I remember (none too fondly) getting papers back from Hazel Dicken-Garcia that were so covered with red ink that it looked like she had opened up an artery and bled all over them. Then, on the very last page (thank goodness I read that far and didn’t pitch it in the garbage out of disgust) there would be a note from Hazel saying “well done…I’m so proud of what you have done here.” I remember thinking to myself, “Really? Then why does my paper look like it just came from a bloody sword fight?” And when I saw Hazel in class the next day she would be beaming at me. She would tell me how much she enjoyed my work. She would offer me ways to better it. That’s when I realized Hazel was not an evil dream crusher or sadomasochist, she was simply trying to guide me to be the best graduate student I could be; produce the best work I possibly could; get the most out of her expertise and my learning experience. I soon learned not to fear the red ink, but to embrace it – to take every word Hazel wrote as a way to improve myself.
So, I started thinking to myself, maybe that’s all I am – a guide. Someone to get students from point A to point B and give them some direction, skill sets, information, nurturing and feedback along the way. I looked up the job description of a tour director and found this:
“Tour directors help make travelers’ dreams come true. They may act as guides, companions, travel agents, translators, naturalists and historians–sometimes all in a single trip (Elizabeth DeHoff).

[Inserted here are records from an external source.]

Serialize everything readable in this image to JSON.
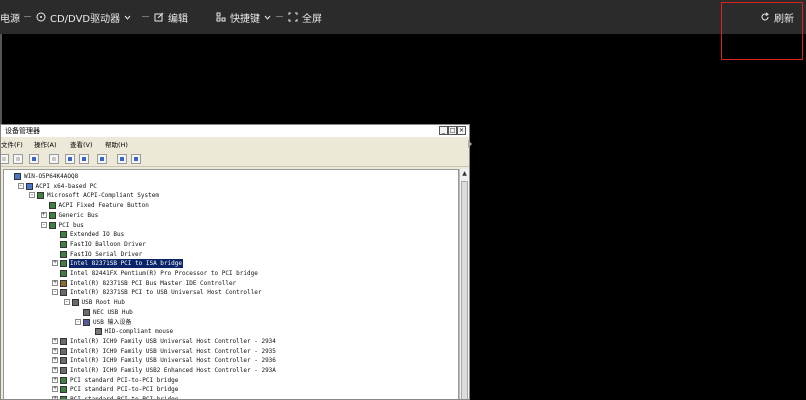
{
  "toolbar": {
    "cd_drive": "CD/DVD驱动器",
    "edit": "编辑",
    "shortcut": "快捷键",
    "fullscreen": "全屏",
    "refresh": "刷新",
    "power": "电源"
  },
  "window": {
    "title": "设备管理器",
    "controls": [
      "_",
      "□",
      "×"
    ],
    "menu": [
      "文件(F)",
      "操作(A)",
      "查看(V)",
      "帮助(H)"
    ]
  },
  "tree": [
    {
      "label": "WIN-O5P64K4AOQ8",
      "level": 0,
      "exp": "",
      "icon": "computer"
    },
    {
      "label": "ACPI x64-based PC",
      "level": 1,
      "exp": "-",
      "icon": "computer"
    },
    {
      "label": "Microsoft ACPI-Compliant System",
      "level": 2,
      "exp": "-",
      "icon": "chip"
    },
    {
      "label": "ACPI Fixed Feature Button",
      "level": 3,
      "exp": "",
      "icon": "chip"
    },
    {
      "label": "Generic Bus",
      "level": 3,
      "exp": "+",
      "icon": "chip"
    },
    {
      "label": "PCI bus",
      "level": 3,
      "exp": "-",
      "icon": "chip"
    },
    {
      "label": "Extended IO Bus",
      "level": 4,
      "exp": "",
      "icon": "chip"
    },
    {
      "label": "FastIO Balloon Driver",
      "level": 4,
      "exp": "",
      "icon": "chip"
    },
    {
      "label": "FastIO Serial Driver",
      "level": 4,
      "exp": "",
      "icon": "chip"
    },
    {
      "label": "Intel 82371SB PCI to ISA bridge",
      "level": 4,
      "exp": "+",
      "icon": "chip",
      "selected": true
    },
    {
      "label": "Intel 82441FX Pentium(R) Pro Processor to PCI bridge",
      "level": 4,
      "exp": "",
      "icon": "chip"
    },
    {
      "label": "Intel(R) 82371SB PCI Bus Master IDE Controller",
      "level": 4,
      "exp": "+",
      "icon": "disk"
    },
    {
      "label": "Intel(R) 82371SB PCI to USB Universal Host Controller",
      "level": 4,
      "exp": "-",
      "icon": "usb"
    },
    {
      "label": "USB Root Hub",
      "level": 5,
      "exp": "-",
      "icon": "usb"
    },
    {
      "label": "NEC USB Hub",
      "level": 6,
      "exp": "",
      "icon": "usb"
    },
    {
      "label": "USB 输入设备",
      "level": 6,
      "exp": "-",
      "icon": "input"
    },
    {
      "label": "HID-compliant mouse",
      "level": 7,
      "exp": "",
      "icon": "mouse"
    },
    {
      "label": "Intel(R) ICH9 Family USB Universal Host Controller - 2934",
      "level": 4,
      "exp": "+",
      "icon": "usb"
    },
    {
      "label": "Intel(R) ICH9 Family USB Universal Host Controller - 2935",
      "level": 4,
      "exp": "+",
      "icon": "usb"
    },
    {
      "label": "Intel(R) ICH9 Family USB Universal Host Controller - 2936",
      "level": 4,
      "exp": "+",
      "icon": "usb"
    },
    {
      "label": "Intel(R) ICH9 Family USB2 Enhanced Host Controller - 293A",
      "level": 4,
      "exp": "+",
      "icon": "usb"
    },
    {
      "label": "PCI standard PCI-to-PCI bridge",
      "level": 4,
      "exp": "+",
      "icon": "chip"
    },
    {
      "label": "PCI standard PCI-to-PCI bridge",
      "level": 4,
      "exp": "+",
      "icon": "chip"
    },
    {
      "label": "PCI standard PCI-to-PCI bridge",
      "level": 4,
      "exp": "+",
      "icon": "chip"
    }
  ],
  "colors": {
    "topbar": "#2b2b2b",
    "highlight": "#dd2222",
    "selection": "#0a246a"
  }
}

Students are not the customers – they don’t always know what they want or need (and they, most certainly, are not always right). Students are not products – I cannot shape or mold them into what I want them to be. Students are on a journey toward internships, graduation, careers and I am trying to impart some information/skills/advice onto them along the way. I only get them for a few weeks — so I have to try to cram in as much as I can to prepare them for their “destinations.” Just like the tour director, I have to talk quickly, provide you with as much information about the area we are touring, answer your questions and sometimes steer you back onto the correct path.
Just please forgive me the red ink and know that I do it so you get all you deserve out of your education and so that your dreams may come true.